Published: June 2, 2022 | Last Updated: July 1, 2022
Were errors found on return
View our interactive tax map to see where you are in the tax process. It could help you navigate your way through the IRS.
This notice or letter may include additional topics that have not yet been covered here. Please check back frequently for updates.
The IRS received your individual income tax return but more information is needed to process the return accurately.
A reply is needed within 20 days from the date of this letter. If the IRS doesn’t receive a response from you, an adjustment will be made on your account that may increase the tax liability that you will owe or reduce the amount of your refund.
You submitted your income tax return that was not able to be processed. A letter is being sent to you because more information is needed to complete the processing of your individual income tax return. This information can include:
The first thing to do is to check the return address to be sure it’s from the Internal Revenue Service and not from another agency, and not some type of a scam to obtain personal information from you.
Read the letter carefully and respond timely. If you need additional information, contact the IRS at the toll-free number listed on the top right corner of the letter.
Respond to the letter, even if you disagree with the information in the letter. If you disagree, send the IRS a letter explaining what information you think is in error. Provide the information requested in the letter.
Enclose only the information requested and any forms, schedules or other information required to support your entries and a copy of this letter. Don’t send a copy of your return unless the IRS asks you to do so. Do not file a Form 1040-X, Amended U.S. Individual Income Tax Return. After the IRS receives the requested information, they’ll use it to process your original tax return.
If you’re entitled to a refund, the IRS will send it about six to eight weeks from the time they receive your response.
If the adjustment to your account results in a balance due, pay the amount you owe by the due date on the letter. If you are not able to pay the full amount by the due date, pay as much as you can to limit penalties and interest. Visit Paying Your Taxes to consider online payment options. If you need additional assistance, call the IRS at the toll-free number on the top right corner of your letter.

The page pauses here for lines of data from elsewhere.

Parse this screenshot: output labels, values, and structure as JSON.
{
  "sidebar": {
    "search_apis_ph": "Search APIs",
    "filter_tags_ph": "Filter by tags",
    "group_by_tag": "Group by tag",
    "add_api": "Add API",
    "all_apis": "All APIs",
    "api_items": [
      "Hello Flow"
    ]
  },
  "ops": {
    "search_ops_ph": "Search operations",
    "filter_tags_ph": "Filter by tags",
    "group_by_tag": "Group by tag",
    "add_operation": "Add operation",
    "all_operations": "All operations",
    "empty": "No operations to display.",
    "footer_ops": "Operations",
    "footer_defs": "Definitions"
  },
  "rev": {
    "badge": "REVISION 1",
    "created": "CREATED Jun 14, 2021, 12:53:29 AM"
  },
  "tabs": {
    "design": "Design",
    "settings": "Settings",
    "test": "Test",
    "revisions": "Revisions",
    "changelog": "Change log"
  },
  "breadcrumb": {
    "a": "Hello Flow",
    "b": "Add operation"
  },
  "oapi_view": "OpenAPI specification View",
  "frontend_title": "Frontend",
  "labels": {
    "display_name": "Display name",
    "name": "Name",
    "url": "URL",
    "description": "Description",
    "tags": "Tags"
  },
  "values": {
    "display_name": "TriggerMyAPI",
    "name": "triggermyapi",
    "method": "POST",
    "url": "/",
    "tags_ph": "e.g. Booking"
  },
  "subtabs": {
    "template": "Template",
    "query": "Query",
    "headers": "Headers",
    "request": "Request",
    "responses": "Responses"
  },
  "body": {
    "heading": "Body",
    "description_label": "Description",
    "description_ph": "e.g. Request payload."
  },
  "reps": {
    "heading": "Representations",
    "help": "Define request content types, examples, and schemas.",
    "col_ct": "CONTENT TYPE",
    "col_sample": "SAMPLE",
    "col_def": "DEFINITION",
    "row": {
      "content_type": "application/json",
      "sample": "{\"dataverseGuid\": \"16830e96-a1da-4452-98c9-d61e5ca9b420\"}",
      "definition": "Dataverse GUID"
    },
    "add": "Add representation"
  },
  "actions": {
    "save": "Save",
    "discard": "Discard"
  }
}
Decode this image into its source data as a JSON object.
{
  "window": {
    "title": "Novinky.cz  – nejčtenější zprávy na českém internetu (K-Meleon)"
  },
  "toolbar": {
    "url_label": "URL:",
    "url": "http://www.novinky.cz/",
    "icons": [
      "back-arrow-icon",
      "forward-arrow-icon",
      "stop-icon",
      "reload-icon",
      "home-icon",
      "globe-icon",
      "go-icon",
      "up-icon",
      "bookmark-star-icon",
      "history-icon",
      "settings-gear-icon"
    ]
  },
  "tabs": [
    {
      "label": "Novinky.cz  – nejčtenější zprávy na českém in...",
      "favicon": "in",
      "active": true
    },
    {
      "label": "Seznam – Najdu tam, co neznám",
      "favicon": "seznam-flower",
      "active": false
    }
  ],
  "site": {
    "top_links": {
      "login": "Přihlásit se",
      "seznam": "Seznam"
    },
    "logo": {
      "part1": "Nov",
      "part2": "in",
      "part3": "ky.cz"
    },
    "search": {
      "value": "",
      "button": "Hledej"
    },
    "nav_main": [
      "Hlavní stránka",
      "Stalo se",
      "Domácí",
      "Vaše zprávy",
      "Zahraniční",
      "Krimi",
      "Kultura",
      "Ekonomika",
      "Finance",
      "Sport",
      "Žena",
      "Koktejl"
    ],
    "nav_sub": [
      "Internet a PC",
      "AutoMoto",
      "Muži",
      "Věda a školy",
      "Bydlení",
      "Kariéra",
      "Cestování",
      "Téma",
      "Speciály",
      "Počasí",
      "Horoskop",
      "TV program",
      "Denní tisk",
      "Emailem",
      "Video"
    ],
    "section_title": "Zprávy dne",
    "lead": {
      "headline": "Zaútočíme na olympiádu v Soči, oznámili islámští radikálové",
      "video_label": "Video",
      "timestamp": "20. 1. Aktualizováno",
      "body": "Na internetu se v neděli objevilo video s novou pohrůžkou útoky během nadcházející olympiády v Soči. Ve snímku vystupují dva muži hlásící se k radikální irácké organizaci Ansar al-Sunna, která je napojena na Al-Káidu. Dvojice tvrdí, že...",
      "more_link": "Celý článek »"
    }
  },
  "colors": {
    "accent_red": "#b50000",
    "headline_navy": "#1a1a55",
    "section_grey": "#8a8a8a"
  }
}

If you choose, you may be represented by an attorney, certified public accountant, or a person enrolled to practice before the IRS. Also, you may be represented by a member of your immediate family. If you want your representative to contact us or appear without you and to receive and inspect confidential material, you must file a properly completed Form 2848 (no earlier than 10/2011 revision), Power of Attorney and Declaration of Representative. You may also authorize an individual to receive or inspect confidential material but not represent you before the IRS, by filing a Form 8821, Tax Information Authorization. These forms are available at your local IRS office, by calling 1-800-829-3676, or from www.IRS.gov.

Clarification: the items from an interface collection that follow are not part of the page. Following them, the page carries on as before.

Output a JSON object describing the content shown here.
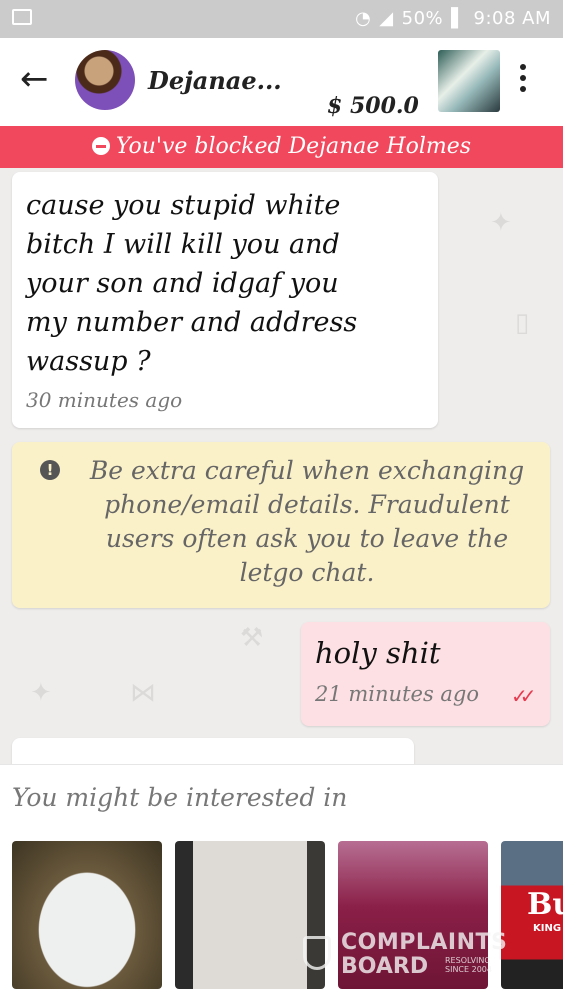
{
  "status_bar": {
    "battery": "50%",
    "time": "9:08 AM"
  },
  "header": {
    "contact_name": "Dejanae...",
    "price": "$ 500.0"
  },
  "banner": {
    "text": "You've blocked Dejanae Holmes"
  },
  "messages": [
    {
      "direction": "incoming",
      "text": "cause you stupid white\nbitch I will kill you and\nyour son and idgaf you\nmy number and address\nwassup ?",
      "time": "30 minutes ago"
    },
    {
      "direction": "outgoing",
      "text": "holy shit",
      "time": "21 minutes ago"
    }
  ],
  "warning": {
    "text": "Be extra careful when exchanging\nphone/email details. Fraudulent\nusers often ask you to leave the\nletgo chat."
  },
  "suggestions": {
    "title": "You might be interested in",
    "products": [
      {
        "image": "white car hood on dirt"
      },
      {
        "image": "gray car hood close-up"
      },
      {
        "image": "maroon car hood"
      },
      {
        "image": "red Budweiser banner on truck",
        "text_1": "Bu",
        "text_2": "KING O"
      }
    ]
  },
  "watermark": {
    "line1": "COMPLAINTS",
    "line2": "BOARD",
    "line3": "RESOLVING\nSINCE 2004"
  },
  "colors": {
    "banner": "#f2485d",
    "warning_bg": "#fbf1c9",
    "outgoing_bg": "#fde0e3",
    "read_ticks": "#e63a4f"
  },
  "icons": [
    "image-icon",
    "wifi-icon",
    "signal-icon",
    "battery-icon",
    "back-arrow-icon",
    "more-vert-icon",
    "blocked-icon",
    "info-icon",
    "double-check-icon"
  ]
}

IRS.gov has resources for understanding your notice or letter. For more specifics on your 12C notice, visit Understanding your IRS Notice or Letter on IRS.gov.
Review the list of tax forms and publications on IRS.gov for more information.
The Taxpayer Advocate Service is an independent organization within the IRS that helps taxpayers and protects taxpayers’ rights. We can offer you help if your tax problem is causing a financial difficulty, you’ve tried and been unable to resolve your issue with the IRS, or you believe an IRS system, process, or procedure just isn’t working as it should. If you qualify for our assistance, which is always free, we will do everything possible to help you.
Visit www.taxpayeradvocate.irs.gov or call 1-877-777-4778.
Low Income Taxpayer Clinics (LITCs) are independent from the IRS and TAS. LITCs represent individuals whose income is below a certain level and who need to resolve tax problems with the IRS. LITCs can represent taxpayers in audits, appeals, and tax collection disputes before the IRS and in court. In addition, LITCs can provide information about taxpayer rights and responsibilities in different languages for individuals who speak English as a second language. Services are offered for free or a small fee. For more information or to find an LITC near you, see the LITC page on the TAS website or Publication 4134, Low Income Taxpayer Clinic List.